- Why am I feeling pain during sex?
Several reasons could be responsible for pain during sex, it may not be directly connected to an STI. The primary reasons may include but are not limited to:
Vaginal dryness: This could be caused by childbirth, breast-feeding, stress or certain medications. This can be solved by lubrications.
Vaginal infections: the most common are Bacterial Vaginosis or yeast infections. These can usually be identified by a discharge, itchiness or a burning sensation or painful sex. If you notice any of these symptoms make an appointment with your doctor for a full diagnosis.
STIs: Sexually transmitted infections can lead to painful sex. Infections like gonorrhoea, chlamydia, genital warts or herpes sores could cause irritation or pain during sex, so if you experience any discomfort, see your doctor.
- How do I treat genital warts?
There are two main ways to treat genital warts; topical treatment and physical ablation.
Topical treatment: This method of treatment is through the application of creams, lotions or chemicals directly to the warts. This form of treatment often works better on softer warts and for some people can take several months to completely remove the warts. In some cases, a combination of these topical treatments is needed.
Physical ablation is used for harder and tougher warts and works by destroying the wart tissue. It can be applied through a variety of methods, including laser removal, freezing, burning, or excision (cutting the wart away).

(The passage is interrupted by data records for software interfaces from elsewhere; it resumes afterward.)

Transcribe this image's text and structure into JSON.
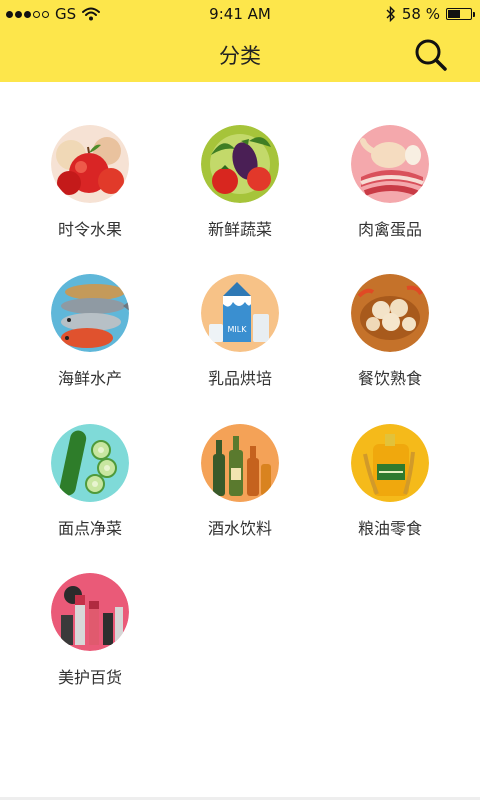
{
  "status_bar": {
    "carrier": "GS",
    "time": "9:41 AM",
    "battery_text": "58 %",
    "battery_level": 0.58,
    "signal_bars_filled": 3,
    "signal_bars_total": 5
  },
  "header": {
    "title": "分类",
    "background_color": "#fde64b"
  },
  "categories": [
    {
      "label": "时令水果",
      "icon": "fruit-icon"
    },
    {
      "label": "新鲜蔬菜",
      "icon": "vegetable-icon"
    },
    {
      "label": "肉禽蛋品",
      "icon": "meat-icon"
    },
    {
      "label": "海鲜水产",
      "icon": "seafood-icon"
    },
    {
      "label": "乳品烘培",
      "icon": "dairy-icon"
    },
    {
      "label": "餐饮熟食",
      "icon": "deli-icon"
    },
    {
      "label": "面点净菜",
      "icon": "cucumber-icon"
    },
    {
      "label": "酒水饮料",
      "icon": "drinks-icon"
    },
    {
      "label": "粮油零食",
      "icon": "oil-icon"
    },
    {
      "label": "美护百货",
      "icon": "cosmetics-icon"
    }
  ]
}
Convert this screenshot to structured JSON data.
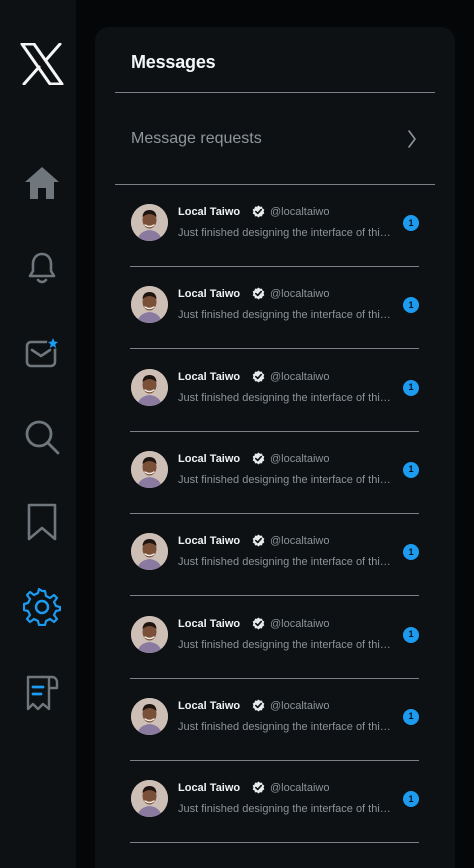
{
  "sidebar": {
    "icons": [
      "x-logo-icon",
      "home-icon",
      "bell-icon",
      "mail-icon",
      "search-icon",
      "bookmark-icon",
      "gear-icon",
      "lists-icon"
    ],
    "accent": "#1d9bf0"
  },
  "panel": {
    "title": "Messages",
    "requests_label": "Message requests"
  },
  "messages": [
    {
      "name": "Local Taiwo",
      "handle": "@localtaiwo",
      "preview": "Just finished designing the interface of this app",
      "unread": "1"
    },
    {
      "name": "Local Taiwo",
      "handle": "@localtaiwo",
      "preview": "Just finished designing the interface of this app",
      "unread": "1"
    },
    {
      "name": "Local Taiwo",
      "handle": "@localtaiwo",
      "preview": "Just finished designing the interface of this app",
      "unread": "1"
    },
    {
      "name": "Local Taiwo",
      "handle": "@localtaiwo",
      "preview": "Just finished designing the interface of this app",
      "unread": "1"
    },
    {
      "name": "Local Taiwo",
      "handle": "@localtaiwo",
      "preview": "Just finished designing the interface of this app",
      "unread": "1"
    },
    {
      "name": "Local Taiwo",
      "handle": "@localtaiwo",
      "preview": "Just finished designing the interface of this app",
      "unread": "1"
    },
    {
      "name": "Local Taiwo",
      "handle": "@localtaiwo",
      "preview": "Just finished designing the interface of this app",
      "unread": "1"
    },
    {
      "name": "Local Taiwo",
      "handle": "@localtaiwo",
      "preview": "Just finished designing the interface of this app",
      "unread": "1"
    }
  ]
}
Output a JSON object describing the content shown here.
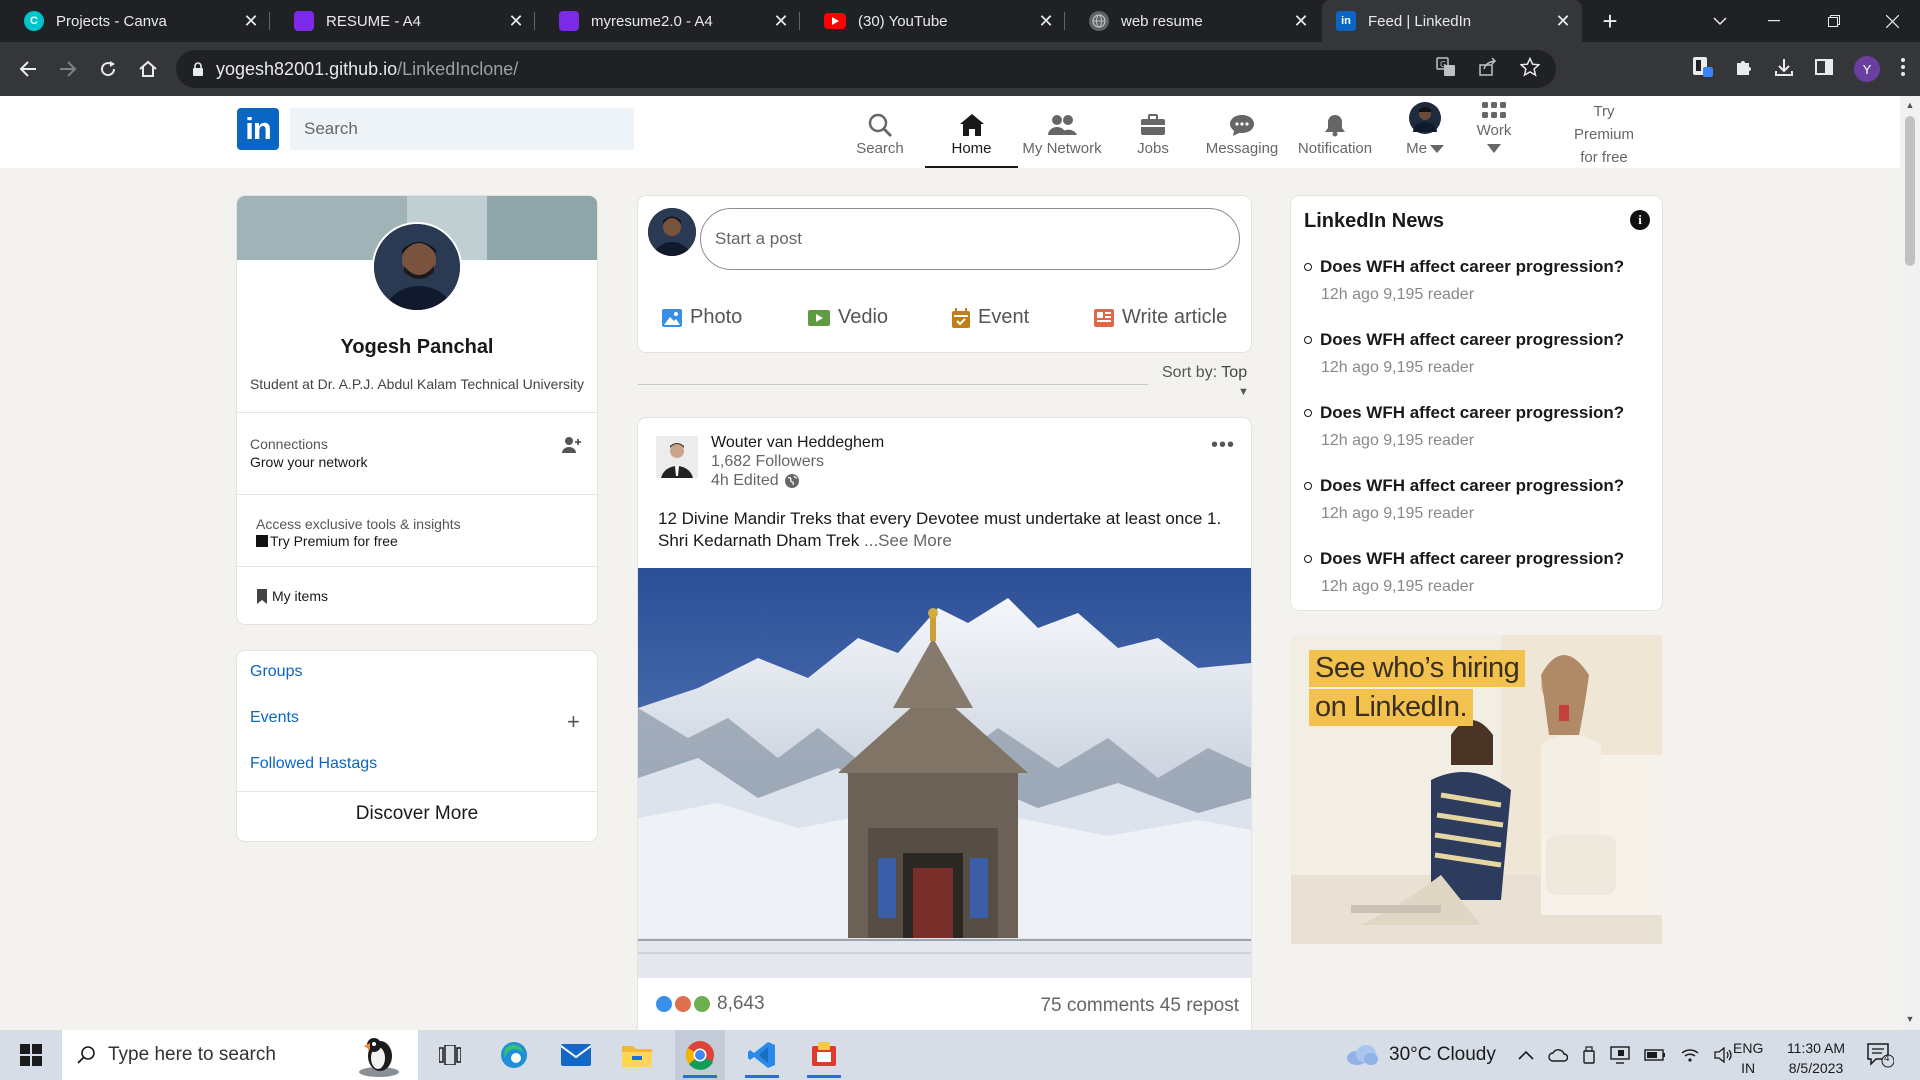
{
  "browser": {
    "tabs": [
      {
        "label": "Projects - Canva",
        "favicon": "canva-icon",
        "active": false
      },
      {
        "label": "RESUME - A4",
        "favicon": "doc-icon",
        "active": false
      },
      {
        "label": "myresume2.0 - A4",
        "favicon": "doc-icon",
        "active": false
      },
      {
        "label": "(30) YouTube",
        "favicon": "youtube-icon",
        "active": false
      },
      {
        "label": "web resume",
        "favicon": "globe-icon",
        "active": false
      },
      {
        "label": "Feed | LinkedIn",
        "favicon": "linkedin-icon",
        "active": true
      }
    ],
    "url_host": "yogesh82001.github.io",
    "url_path": "/LinkedInclone/",
    "profile_initial": "Y"
  },
  "header": {
    "logo_text": "in",
    "search_placeholder": "Search",
    "nav": [
      {
        "label": "Search",
        "icon": "search-icon"
      },
      {
        "label": "Home",
        "icon": "home-icon"
      },
      {
        "label": "My Network",
        "icon": "network-icon"
      },
      {
        "label": "Jobs",
        "icon": "briefcase-icon"
      },
      {
        "label": "Messaging",
        "icon": "messaging-icon"
      },
      {
        "label": "Notification",
        "icon": "bell-icon"
      },
      {
        "label": "Me",
        "icon": "avatar-icon"
      },
      {
        "label": "Work",
        "icon": "grid-icon"
      }
    ],
    "premium_lines": [
      "Try",
      "Premium",
      "for free"
    ]
  },
  "profile": {
    "name": "Yogesh Panchal",
    "headline": "Student at Dr. A.P.J. Abdul Kalam Technical University",
    "connections_label": "Connections",
    "connections_sub": "Grow your network",
    "access_label": "Access exclusive tools & insights",
    "premium_label": "Try Premium for free",
    "my_items_label": "My items"
  },
  "groups": {
    "links": [
      "Groups",
      "Events",
      "Followed Hastags"
    ],
    "discover": "Discover More"
  },
  "composer": {
    "placeholder": "Start a post",
    "actions": [
      {
        "label": "Photo",
        "icon": "photo-icon",
        "color": "#378fe9"
      },
      {
        "label": "Vedio",
        "icon": "video-icon",
        "color": "#5f9b41"
      },
      {
        "label": "Event",
        "icon": "calendar-icon",
        "color": "#c37d16"
      },
      {
        "label": "Write article",
        "icon": "article-icon",
        "color": "#e06847"
      }
    ],
    "sort_label": "Sort by:",
    "sort_value": "Top"
  },
  "post": {
    "author": "Wouter van Heddeghem",
    "followers": "1,682 Followers",
    "time": "4h Edited",
    "text": "12 Divine Mandir Treks that every Devotee must undertake at least once 1. Shri Kedarnath Dham Trek",
    "see_more": "...See More",
    "reaction_count": "8,643",
    "stats": "75 comments 45 repost"
  },
  "news": {
    "title": "LinkedIn News",
    "items": [
      {
        "headline": "Does WFH affect career progression?",
        "meta": "12h ago 9,195 reader"
      },
      {
        "headline": "Does WFH affect career progression?",
        "meta": "12h ago 9,195 reader"
      },
      {
        "headline": "Does WFH affect career progression?",
        "meta": "12h ago 9,195 reader"
      },
      {
        "headline": "Does WFH affect career progression?",
        "meta": "12h ago 9,195 reader"
      },
      {
        "headline": "Does WFH affect career progression?",
        "meta": "12h ago 9,195 reader"
      }
    ]
  },
  "ad": {
    "line1": "See who’s hiring",
    "line2": "on LinkedIn."
  },
  "taskbar": {
    "search_placeholder": "Type here to search",
    "weather": "30°C  Cloudy",
    "lang1": "ENG",
    "lang2": "IN",
    "time": "11:30 AM",
    "date": "8/5/2023",
    "notif_count": "4"
  },
  "colors": {
    "linkedin_blue": "#0a66c2",
    "page_bg": "#f3f2ef",
    "chrome_dark": "#202124"
  }
}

While having these treatments, avoid using scented soaps, bubble baths or lotions, as these can cause skin irritations” says Dr Rankin.
- What is gonorrhoea?
“Gonorrhoea is a bacterial STI sharing many similarities to chlamydia and is passed on through unprotected vaginal, oral or anal sex,” explains Dr Rankin. “The symptoms don’t always present, with around 50% of women not experiencing any symptoms. The bacteria can infect the cervix, and therefore if you are pregnant it is recommended to be tested before giving birth as it can be passed onto your baby.”
- What are the symptoms of STDs?
There are usually no symptoms associated with many STDs, therefore it’s vital to regularly visit your local sexual health clinic or GP,” says Dr Rankin. While there’s no universal STD, there are some symptoms which may include:
- Cloudy vaginal discharge
• Pain or a burning sensation while urinating
• Heavy bleeding during your period or bleeding between periods
• Sores or blisters
• Warts or small fleshy bumps
• Vaginal itchiness, irritation or a rash
• Pain and/or bleeding during or after sex